The sheer number of options can be intimidating to parents, especially those who have never had to rely on them for supplemental education before. The costs and quality vary, but we found several great articles that have compiled great suggestions and reviews.
HuffPost features dozens of suggestions it has received from teachers. These excerpts are short, energetic, and to the point. For example,
“GoNoodle is the best! I use it at home with my 2, 5 and 6-year-olds as well as with my 8th graders. There are all different types of silly songs/games to get kids up and moving. There are community-building type activities. And there are yoga/meditation activities. Everything is fun and silly and perfect durations. And I don’t find it obnoxious!” ― Katy Jo
AndroidCentral offers descriptions of selected comprehensive curriculum sites. Helpfully, they mention subscription costs and free trial periods. The article features several different sites that are mentioned elsewhere like ABC Mouse, Adventure Academy, Curious World, and Rosetta Stone.
Oregon Public Broadcasting (OPB) has a great article that lists and reviews sites within the context of learning needs and situations – not all of them online.

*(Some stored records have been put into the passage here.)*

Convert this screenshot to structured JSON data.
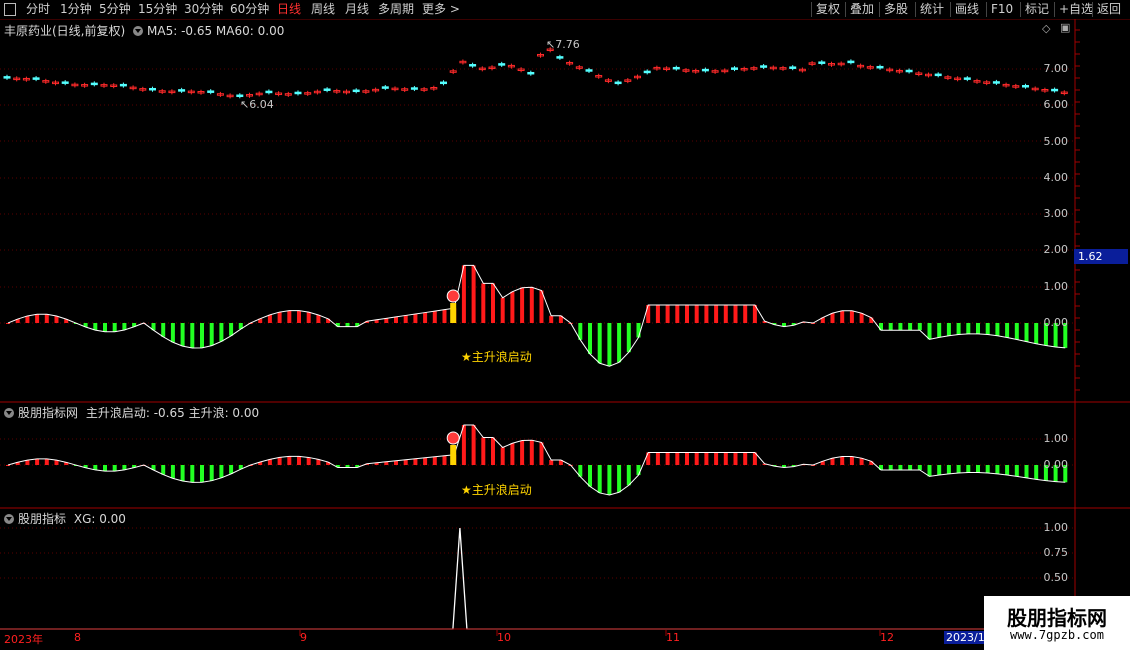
{
  "toolbar": {
    "periods": [
      "分时",
      "1分钟",
      "5分钟",
      "15分钟",
      "30分钟",
      "60分钟",
      "日线",
      "周线",
      "月线",
      "多周期",
      "更多 >"
    ],
    "active_period": "日线",
    "right_buttons": [
      "复权",
      "叠加",
      "多股",
      "统计",
      "画线",
      "F10",
      "标记",
      "+自选",
      "返回"
    ]
  },
  "main_panel": {
    "stock_name": "丰原药业(日线,前复权)",
    "indicators": "MA5: -0.65  MA60: 0.00",
    "high_label": "7.76",
    "low_label": "6.04",
    "y_ticks": [
      "7.00",
      "6.00",
      "5.00",
      "4.00",
      "3.00",
      "2.00",
      "1.00",
      "0.00"
    ],
    "current_value": "1.62",
    "signal_text": "★主升浪启动"
  },
  "panel2": {
    "title": "股朋指标网",
    "values": "主升浪启动: -0.65  主升浪: 0.00",
    "y_ticks": [
      "1.00",
      "0.00"
    ],
    "signal_text": "★主升浪启动"
  },
  "panel3": {
    "title": "股朋指标",
    "values": "XG: 0.00",
    "y_ticks": [
      "1.00",
      "0.75",
      "0.50"
    ]
  },
  "time_axis": {
    "year": "2023年",
    "months": [
      "8",
      "9",
      "10",
      "11",
      "12"
    ],
    "current": "2023/1"
  },
  "watermark": {
    "title": "股朋指标网",
    "url": "www.7gpzb.com"
  },
  "colors": {
    "up": "#ff2a2a",
    "down": "#54ffff",
    "pos_bar": "#ff1a1a",
    "neg_bar": "#22ff22",
    "signal": "#ffd400",
    "grid": "#5a0000"
  }
}
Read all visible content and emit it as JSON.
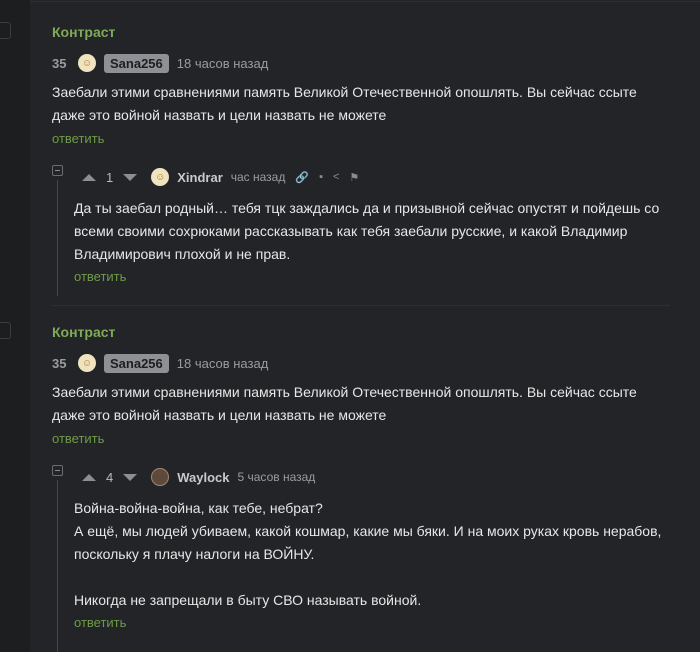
{
  "comments": [
    {
      "section_title": "Контраст",
      "rating": "35",
      "avatar_glyph": "☺",
      "author": "Sana256",
      "time": "18 часов назад",
      "text": "Заебали этими сравнениями память Великой Отечественной опошлять. Вы сейчас ссыте даже это войной назвать и цели назвать не можете",
      "reply_label": "ответить",
      "reply": {
        "votes": "1",
        "avatar_glyph": "☺",
        "author": "Xindrar",
        "time": "час назад",
        "tool_icons": [
          "link-icon",
          "save-icon",
          "share-icon",
          "flag-icon"
        ],
        "text": "Да ты заебал родный… тебя тцк заждались да и призывной сейчас опустят и пойдешь со всеми своими сохрюками рассказывать как тебя заебали русские, и какой Владимир Владимирович плохой и не прав.",
        "reply_label": "ответить"
      }
    },
    {
      "section_title": "Контраст",
      "rating": "35",
      "avatar_glyph": "☺",
      "author": "Sana256",
      "time": "18 часов назад",
      "text": "Заебали этими сравнениями память Великой Отечественной опошлять. Вы сейчас ссыте даже это войной назвать и цели назвать не можете",
      "reply_label": "ответить",
      "reply": {
        "votes": "4",
        "author": "Waylock",
        "time": "5 часов назад",
        "lines": [
          "Война-война-война, как тебе, небрат?",
          "А ещё, мы людей убиваем, какой кошмар, какие мы бяки. И на моих руках кровь нерабов, поскольку я плачу налоги на ВОЙНУ.",
          "Никогда не запрещали в быту СВО называть войной."
        ],
        "reply_label": "ответить"
      }
    }
  ]
}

Interestingly, it highlights the value of connecting with local libraries (in this case Oregon Public Libraries, but the principle is the same). It also mentions a cool resource for those parents who want to lean on the expertise of teachers,
If you want lessons from actual teachers, check out the American Federation of Teachers’ Share My Lesson site, where teachers have plans ranging from Pre-K to high school (the included link lands on its coronavirus-related page, but there’s all kinds of stuff there, if you look around).
For those parents who really want to conduct in-depth research, Open Culture, which advertises itself as “the best free cultural & educational media on the web,” has a comprehensive set of links to various resources, including digital libraries with thousands of free books. These links include video drawing lessons by famous artists. The suggestions here are tailored to the needs of parents who are looking for activities in response to COVID-19.
As you can see by perusing these few articles, supplemental online learning is plentiful. For those who are looking for suggestions, reviews, or new ways to engage their kids while they are away from school, these are great places to start!